On the Esplanade des Invalides, not far from the Algerian, Tunisian and Colonial Exhibitions, is the graceful pavilion of the Republic of South Africa or Transvaal.
It is at the end, quite at the end of the world, beyond the Cape of Good Hope, between the Republic of Orange and Zuuland, that this small State, whose capital, Pretoria, has at least today twenty-five thousand inhabitants, flourishes, and which wanted to be represented with dignity at the Exhibition of a friendly nation.
His wish was granted. Thanks to the distinguished talent of Mr. Marchegay, engineer of arts and manufactures, we have, near the Seine, a delightful building which reminds us quite completely of the elegant and original houses of Pretoria, surrounded by trees and hedges, pomegranates and roses.
Entirely built of wood, this pavilion, consisting of a single room, quadrangular in shape and of fairly large dimensions, is surrounded by a veranda embellished by small columns and balustrades, whose blue paint on a white background gives the pavilion a lovely note of light sunshine.
Its roof, made of corrugated iron, the low height of the room, its sash windows, remove any banality from it and classify it among the most original constructions of the Exhibition, all proportions kept of course.
The interior installation of the South African Pavilion leaves nothing to be desired; it may even be said that it was carried out with real talent and good taste by the organisers, Messrs. de Villiers, the Government Commissioner General, and Van der Burg, the delegated member of the Pretoria Committee.
The result was made easy by the fact that preparations for the Exhibition had been made at least a year before it opened. Many great nations should have followed the example of this little Republic which, as early as May 1888, had a committee formed in Pretoria, and a credit of £300 voted by the Legislative Assembly.
Among the products which we find inside the pavilion, those of the mining exhibition occupy the first place. There, in perfect order, are arranged the principal riches of the country, admirable collections of iron, lead, copper, zinc and silver ores.
Then, next to them, but in another display case, were lined up superb gold ingots, which had been extracted from alluvial soils, situated mainly in the Pretoria and Zoutpansberg districts; then gold nuggets, two of which were of extraordinary dimensions, since they weighed at least 87 ounces.

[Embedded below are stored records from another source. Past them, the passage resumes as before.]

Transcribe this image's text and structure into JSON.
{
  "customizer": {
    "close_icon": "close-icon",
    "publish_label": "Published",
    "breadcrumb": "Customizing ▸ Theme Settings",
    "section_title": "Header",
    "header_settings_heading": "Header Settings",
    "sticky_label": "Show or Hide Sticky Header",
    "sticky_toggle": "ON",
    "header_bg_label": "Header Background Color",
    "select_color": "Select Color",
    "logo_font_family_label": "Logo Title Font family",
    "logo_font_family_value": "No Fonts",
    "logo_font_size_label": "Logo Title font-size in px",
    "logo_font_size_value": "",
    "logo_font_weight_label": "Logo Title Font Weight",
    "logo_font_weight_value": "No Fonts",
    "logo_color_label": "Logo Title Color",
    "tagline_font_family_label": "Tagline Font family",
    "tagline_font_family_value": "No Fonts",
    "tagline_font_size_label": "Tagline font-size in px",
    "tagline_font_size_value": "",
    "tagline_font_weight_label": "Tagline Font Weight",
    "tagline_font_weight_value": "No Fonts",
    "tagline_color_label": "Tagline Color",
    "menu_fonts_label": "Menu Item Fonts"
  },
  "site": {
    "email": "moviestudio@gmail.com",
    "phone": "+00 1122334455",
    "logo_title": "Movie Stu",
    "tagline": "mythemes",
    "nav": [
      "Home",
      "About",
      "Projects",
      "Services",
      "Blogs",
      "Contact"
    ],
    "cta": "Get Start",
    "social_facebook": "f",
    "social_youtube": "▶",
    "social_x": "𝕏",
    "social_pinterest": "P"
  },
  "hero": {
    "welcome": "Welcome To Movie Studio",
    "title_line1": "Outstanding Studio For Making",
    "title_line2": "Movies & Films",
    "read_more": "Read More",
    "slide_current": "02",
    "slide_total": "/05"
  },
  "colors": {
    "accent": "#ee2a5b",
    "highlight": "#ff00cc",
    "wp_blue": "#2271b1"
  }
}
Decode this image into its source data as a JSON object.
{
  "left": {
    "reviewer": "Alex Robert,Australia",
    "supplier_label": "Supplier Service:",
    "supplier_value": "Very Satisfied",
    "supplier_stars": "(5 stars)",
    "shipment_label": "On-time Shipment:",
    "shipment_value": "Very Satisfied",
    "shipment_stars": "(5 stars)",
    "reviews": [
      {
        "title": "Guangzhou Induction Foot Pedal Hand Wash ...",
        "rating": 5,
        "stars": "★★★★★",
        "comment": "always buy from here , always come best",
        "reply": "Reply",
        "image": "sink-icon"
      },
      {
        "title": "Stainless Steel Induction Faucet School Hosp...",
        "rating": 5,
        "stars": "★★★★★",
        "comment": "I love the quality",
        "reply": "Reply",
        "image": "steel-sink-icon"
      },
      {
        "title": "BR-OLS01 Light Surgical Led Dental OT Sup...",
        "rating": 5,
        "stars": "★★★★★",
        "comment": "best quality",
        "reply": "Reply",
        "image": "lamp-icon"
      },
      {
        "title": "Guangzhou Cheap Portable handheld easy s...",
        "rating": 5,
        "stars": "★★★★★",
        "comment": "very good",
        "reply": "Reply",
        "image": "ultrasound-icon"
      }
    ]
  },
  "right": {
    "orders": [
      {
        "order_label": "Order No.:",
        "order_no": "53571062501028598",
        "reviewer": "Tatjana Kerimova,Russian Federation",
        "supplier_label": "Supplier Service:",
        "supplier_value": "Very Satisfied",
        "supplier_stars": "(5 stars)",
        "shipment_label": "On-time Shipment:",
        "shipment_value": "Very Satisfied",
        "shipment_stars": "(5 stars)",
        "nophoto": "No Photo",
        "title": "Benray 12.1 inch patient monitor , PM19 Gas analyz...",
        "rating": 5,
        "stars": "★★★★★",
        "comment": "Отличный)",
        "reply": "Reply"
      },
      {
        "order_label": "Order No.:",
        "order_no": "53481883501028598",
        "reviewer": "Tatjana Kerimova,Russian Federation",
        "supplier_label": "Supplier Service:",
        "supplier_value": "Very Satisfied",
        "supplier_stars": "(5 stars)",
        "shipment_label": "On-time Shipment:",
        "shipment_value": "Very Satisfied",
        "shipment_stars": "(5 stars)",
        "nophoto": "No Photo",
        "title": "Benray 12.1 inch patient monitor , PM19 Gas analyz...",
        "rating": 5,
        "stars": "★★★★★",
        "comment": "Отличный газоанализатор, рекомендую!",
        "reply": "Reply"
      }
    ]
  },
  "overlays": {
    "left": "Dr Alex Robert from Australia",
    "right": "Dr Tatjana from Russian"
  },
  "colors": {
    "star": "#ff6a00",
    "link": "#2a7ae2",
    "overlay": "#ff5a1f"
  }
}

Let us confess it, for the confusion of our poor humanity; it is there, around this showcase, these golden stones, that the crowd is the most numerous; it is there that miserly people with contemplative faces, beggars and bohemians in disguise gather. O religion of gold!... how many followers you still have!...
Next to the nuggets, a gilded zinc obelisk gives an idea of the monthly production of gold in the Witucatersrand mines. It is 2 metres high and represents a gold weight of about 10,000 kilograms, which translates into a little over 30 million francs.
Mammals, reptiles, birds with their nests, elephants' teeth, wild animal skins, ostrich feathers, abound alongside samples of cereals, which, by their quantity and quality, sufficiently indicate that cultivation is far from routine and that the soil is very productive.
In a small room, very well arranged, are grouped numerous objects in use among the Transvaal Cafes and which, for the amateurs of ethnographic studies, must be of great interest. They include pottery, ornaments, idols, domestic instruments and weapons which, although crude, are no less dangerous.
As can be seen, this little Exhibition is quite remarkable, both externally and internally.
It is a credit to the little South African Republic and shows a vigorous effort on its part, which only requires encouragement to grow from day to day.
©Livre d'Or de l'Exposition - Maurice Jamin.